In the entries below, find the lines that contain the word "JSON" and copy them.
*** Begin section ***
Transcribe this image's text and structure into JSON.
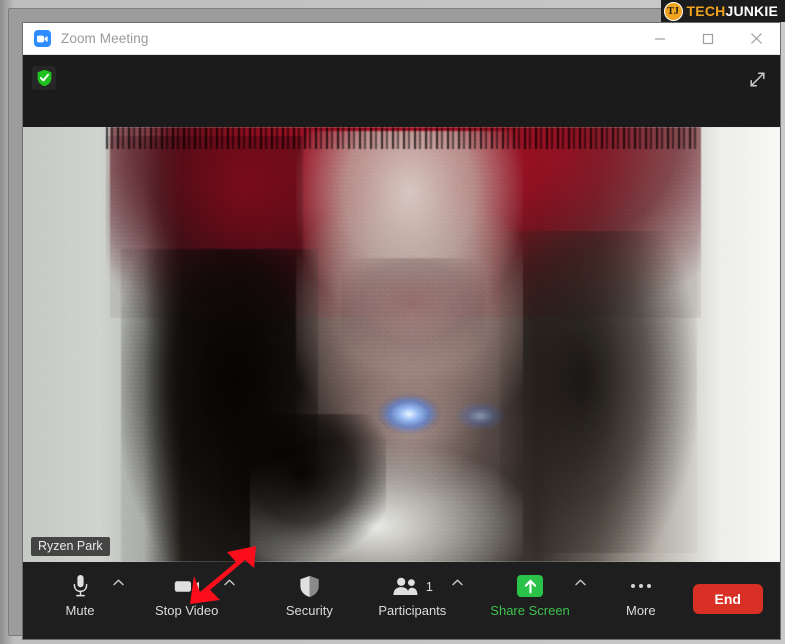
{
  "window": {
    "title": "Zoom Meeting",
    "logo_icon": "zoom-camera-icon",
    "controls": {
      "minimize": "minimize-icon",
      "maximize": "maximize-icon",
      "close": "close-icon"
    }
  },
  "meeting_header": {
    "encryption_icon": "green-shield-check-icon",
    "fullscreen_icon": "expand-diagonal-arrows-icon"
  },
  "video": {
    "participant_name": "Ryzen Park"
  },
  "toolbar": {
    "items": [
      {
        "label": "Mute",
        "icon": "microphone-icon",
        "caret": "chevron-up-icon",
        "has_caret": true
      },
      {
        "label": "Stop Video",
        "icon": "video-camera-icon",
        "caret": "chevron-up-icon",
        "has_caret": true
      },
      {
        "label": "Security",
        "icon": "shield-icon",
        "has_caret": false
      },
      {
        "label": "Participants",
        "icon": "participants-icon",
        "count": "1",
        "caret": "chevron-up-icon",
        "has_caret": true
      },
      {
        "label": "Share Screen",
        "icon": "share-screen-up-arrow-icon",
        "caret": "chevron-up-icon",
        "has_caret": true
      },
      {
        "label": "More",
        "icon": "ellipsis-icon",
        "has_caret": false
      }
    ],
    "end_label": "End"
  },
  "annotation": {
    "type": "red-arrow",
    "points_to": "Stop Video chevron",
    "color": "#fc0d1b"
  },
  "watermark": {
    "badge_text": "TJ",
    "text_primary": "TECH",
    "text_secondary": "JUNKIE",
    "color_primary": "#f0a31e",
    "color_secondary": "#ffffff"
  },
  "colors": {
    "titlebar_bg": "#ffffff",
    "toolbar_bg": "#1e1e1e",
    "end_button": "#d93025",
    "share_green": "#2bc24a",
    "shield_green": "#1fc21f",
    "zoom_blue": "#2d8cff"
  }
}
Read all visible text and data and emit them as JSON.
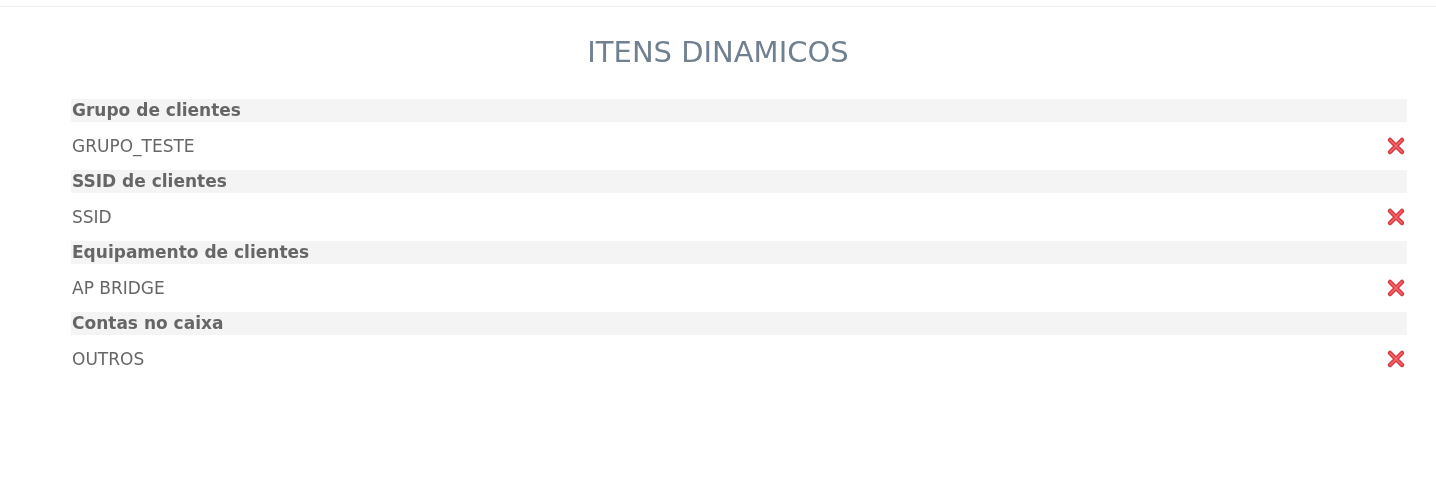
{
  "title": "ITENS DINAMICOS",
  "groups": [
    {
      "heading": "Grupo de clientes",
      "items": [
        {
          "label": "GRUPO_TESTE"
        }
      ]
    },
    {
      "heading": "SSID de clientes",
      "items": [
        {
          "label": "SSID"
        }
      ]
    },
    {
      "heading": "Equipamento de clientes",
      "items": [
        {
          "label": "AP BRIDGE"
        }
      ]
    },
    {
      "heading": "Contas no caixa",
      "items": [
        {
          "label": "OUTROS"
        }
      ]
    }
  ]
}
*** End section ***
WORKED SOLUTION:
Transcribe this image's text and structure into JSON.
Read all visible text and data and emit them as JSON.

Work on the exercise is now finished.